In a class I took with the writer Rachel Kadish, she spoke about forgiveness – what do you do when life gets in the way and you don’t get a chance to write? Forgive yourself. Quickly. And then move on, then write. Her words stuck with me. The more I think about not writing, about the crazy whirlwind of life, the more I’m still not writing. So, write. (I hear my own teacher voice in this reminder, “The longer you spend talking, the less time you’ll have to watch the movie” is a sentence I spoke during the last days before February vacation. The point is, I’m not unfamiliar with this idea, if I’m not getting the desired result, the easiest way to fix it is to stop whatever behavior is undesired and then I will be rewarded. I say “easiest,” but it’s not always easy. It’s like my students, they want the reward (the movie), but they don’t want to do what they have to do to get it (stop talking).)
If I forgive myself for not writing one day, then I can sit down the next day and get to work. How I feel about myself as a writer is usually directly related to how productive I am. I feel like an imposter most when I don’t write, when I believe it would be easiest to give up and focus solely on teaching, or become a secretary, or an accountant, or just pick up a TV show and watch TV at night like a normal person. It’s much harder to get anything done this way. So I have to believe, first in my own dreams, and second that I am a writer because I write. Having an MFA would be great, but ultimately my life now is when I am really learning to live a writing life.

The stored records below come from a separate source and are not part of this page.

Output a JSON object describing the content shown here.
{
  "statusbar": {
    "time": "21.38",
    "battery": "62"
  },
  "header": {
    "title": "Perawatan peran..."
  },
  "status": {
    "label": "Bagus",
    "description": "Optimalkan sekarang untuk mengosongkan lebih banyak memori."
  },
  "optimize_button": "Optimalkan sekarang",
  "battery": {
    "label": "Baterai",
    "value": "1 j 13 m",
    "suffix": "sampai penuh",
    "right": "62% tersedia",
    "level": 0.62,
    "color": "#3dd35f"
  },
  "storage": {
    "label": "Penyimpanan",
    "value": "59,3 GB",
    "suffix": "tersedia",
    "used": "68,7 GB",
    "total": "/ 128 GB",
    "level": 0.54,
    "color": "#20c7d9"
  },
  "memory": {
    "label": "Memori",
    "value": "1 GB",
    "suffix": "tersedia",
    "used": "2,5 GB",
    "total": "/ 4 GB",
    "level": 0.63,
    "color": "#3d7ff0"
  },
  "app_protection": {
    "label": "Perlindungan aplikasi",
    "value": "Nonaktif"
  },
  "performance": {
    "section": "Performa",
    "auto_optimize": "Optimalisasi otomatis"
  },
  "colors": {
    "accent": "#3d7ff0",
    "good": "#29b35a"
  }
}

After school was never really a good time for me. I’d fall into the hole of scrolling through social media, clicking on links and watching dog videos, despairing about how I was, whether I liked it or not, an MFA drop-out and would never be a writer. Now, the dogs I watch are my own and after school I write. I make sure I write for half an hour each day, at least, although it’s usually more. And then I record the time. I write everything down in a planner, the time I spent writing, what I focused on. Even on a night that I didn’t write, I say I didn’t and write down what I did instead. Sometimes, it is worthwhile to spend an evening drinking wine or buying furniture with my wife.
At first, I thought that keeping a log of time would feel contrived and that I would stop doing it and it would be another reason I would be frustrated with writing, or rather, not writing; another thing staring me in the face whenever I sat down in my favorite chair to read.
The agenda has a Jane Austen quote each week. It feels like an appropriate use for the agenda, maybe more appropriate than if I were to write down all the other mundane events of my everyday life, my never ending to-do lists, the time I go to the gym in the evenings. The thing about recording time and project is that I can see the progress. I often feel like I spend so much time on something, but then can’t find anything to show for it. So, I get discouraged. And then I stop writing. It’s (only) February, so I don’t know how long this will work for me, but I do see a change, I do see a desire to continue and to persevere, to wade through the fog and snow to clarity someday.